“An INFIELD FLY is a fair fly ball (not including a line drive nor an attempted bunt) which can be caught by an infielder with ordinary effort[emphasis added], when first and second, or first, second and third bases are occupied, before two are out. The pitcher, catcher and any outfielder who stations himself in the infield on the play shall be considered infielders for the purpose of this rule.
When it seems apparent that a batted ball will be an Infield Fly, the umpire shall immediately declare [emphasis added] Infield Fly for the benefit of the runners. If the ball is near the baselines, the umpire shall declare Infield Fly, if Fair.

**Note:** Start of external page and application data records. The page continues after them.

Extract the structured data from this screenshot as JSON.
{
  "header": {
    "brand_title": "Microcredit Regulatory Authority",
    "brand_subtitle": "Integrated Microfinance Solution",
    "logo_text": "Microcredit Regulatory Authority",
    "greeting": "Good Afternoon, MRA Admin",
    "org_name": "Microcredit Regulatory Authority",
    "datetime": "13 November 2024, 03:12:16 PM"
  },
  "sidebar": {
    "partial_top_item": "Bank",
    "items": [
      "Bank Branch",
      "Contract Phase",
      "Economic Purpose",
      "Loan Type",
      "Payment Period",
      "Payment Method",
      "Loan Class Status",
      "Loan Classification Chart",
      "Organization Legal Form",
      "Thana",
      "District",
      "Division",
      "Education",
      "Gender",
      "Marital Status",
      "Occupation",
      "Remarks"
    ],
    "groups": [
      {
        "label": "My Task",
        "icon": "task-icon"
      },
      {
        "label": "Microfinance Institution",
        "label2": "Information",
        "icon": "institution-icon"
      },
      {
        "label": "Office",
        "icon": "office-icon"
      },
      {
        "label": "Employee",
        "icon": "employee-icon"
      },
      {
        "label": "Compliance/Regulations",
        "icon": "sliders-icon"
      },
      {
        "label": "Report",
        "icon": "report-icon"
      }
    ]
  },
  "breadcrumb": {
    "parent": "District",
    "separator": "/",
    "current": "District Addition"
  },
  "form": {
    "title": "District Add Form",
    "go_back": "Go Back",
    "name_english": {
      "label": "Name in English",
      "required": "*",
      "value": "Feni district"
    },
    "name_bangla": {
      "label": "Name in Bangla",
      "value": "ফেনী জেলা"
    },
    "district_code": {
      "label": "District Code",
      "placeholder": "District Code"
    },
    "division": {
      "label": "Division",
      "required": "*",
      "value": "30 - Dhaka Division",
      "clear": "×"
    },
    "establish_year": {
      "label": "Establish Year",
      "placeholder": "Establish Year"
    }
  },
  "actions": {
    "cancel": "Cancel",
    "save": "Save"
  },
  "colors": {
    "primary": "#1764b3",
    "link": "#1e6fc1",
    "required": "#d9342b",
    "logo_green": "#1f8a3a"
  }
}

The ball is alive and runners may advance at the risk of the ball being caught, or retouch and advance after the ball is touched, the same as on any fly ball. If the hit becomes a foul ball, it is treated the same as any foul.
If a declared Infield Fly is allowed to fall untouched to the ground, and bounces foul before passing first or third base, it is a foul ball. If a declared Infield Fly falls untouched to the ground outside the baseline, and bounces fair before passing first or third base, it is an Infield Fly.
Rule 2.00 (Infield Fly) Comment: On the infield fly rule the umpire is to rule whether the ball could ordinarily have been handled by an infielder not by some arbitrary limitation such as the grass, or the base lines. The umpire must rule also that a ball is an infield fly, even if handled by an outfielder, if, in the umpires judgment, the ball could have been as easily handled by an infielder. The infield fly is in no sense to be considered an appeal play. The umpires judgment must govern, and the decision should be made immediately.
When an infield fly rule is called, runners may advance at their own risk. If on an infield fly rule, the infielder intentionally drops a fair ball, the ball remains in play despite the provisions of Rule 6.05 (L). The infield fly rule takes precedence.”
I’m certainly not a baseball guru, or even a baseball geek, but from my reading of the rule and the play, it seems to me the rule was misapplied, the runners didn’t benefit and the reason the ball was not caught was apparently there was a misunderstanding between the two players as to whose ball it was. There is no way of knowing if this affected the outcome of the game, the Cardinals were up by three and would probably have won anyway. All this has really done is just create controversy and shown how classy Braves fans really are.
They threw trash on the field. Cups, bottles, pizza boxes, basically anything they could get their hands on. The umpires congregated in the middle of the field, out of reach and the players hid in their respective dugouts. The Braves manager said he was “a little disappointed” with the fans who threw things on the field. Did the fans not realize the problems that could cause for their own team? The grounds crew came out and cleaned up the field. The Braves went on to lose the game and Chipper Jones said good-bye.
Now I’ll bid you adieu, and just say, “Stay classy Atlanta” 😛